Work through the entries below and show every line in which "title" is found.

(Component data from apps and pages)
Segment Open

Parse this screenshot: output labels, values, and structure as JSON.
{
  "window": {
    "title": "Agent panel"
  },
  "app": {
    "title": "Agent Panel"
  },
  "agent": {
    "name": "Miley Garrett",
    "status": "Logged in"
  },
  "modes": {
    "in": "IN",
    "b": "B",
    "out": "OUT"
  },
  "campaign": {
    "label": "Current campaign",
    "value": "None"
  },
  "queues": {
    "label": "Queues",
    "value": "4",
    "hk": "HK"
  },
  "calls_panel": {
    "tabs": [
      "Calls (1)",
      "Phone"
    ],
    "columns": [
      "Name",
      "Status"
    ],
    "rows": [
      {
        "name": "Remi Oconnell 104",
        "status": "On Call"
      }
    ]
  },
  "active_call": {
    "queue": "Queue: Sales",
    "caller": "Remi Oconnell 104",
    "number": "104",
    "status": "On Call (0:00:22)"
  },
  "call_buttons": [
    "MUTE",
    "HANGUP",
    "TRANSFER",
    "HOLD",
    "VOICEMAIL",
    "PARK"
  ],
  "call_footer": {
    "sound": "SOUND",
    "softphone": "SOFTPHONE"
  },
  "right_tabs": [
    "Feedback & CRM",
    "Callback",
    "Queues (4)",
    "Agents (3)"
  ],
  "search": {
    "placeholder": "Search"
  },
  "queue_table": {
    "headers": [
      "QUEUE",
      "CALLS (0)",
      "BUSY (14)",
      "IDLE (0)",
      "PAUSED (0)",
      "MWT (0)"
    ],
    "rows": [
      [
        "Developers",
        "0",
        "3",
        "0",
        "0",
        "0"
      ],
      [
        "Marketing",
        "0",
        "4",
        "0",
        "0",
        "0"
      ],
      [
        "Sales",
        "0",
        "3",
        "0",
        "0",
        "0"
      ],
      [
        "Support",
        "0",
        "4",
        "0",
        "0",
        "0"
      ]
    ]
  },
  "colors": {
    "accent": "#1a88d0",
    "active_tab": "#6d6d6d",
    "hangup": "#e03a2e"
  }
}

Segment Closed

#### ANSWER BELOW:
    "title": "Agent panel"
    "title": "Agent Panel"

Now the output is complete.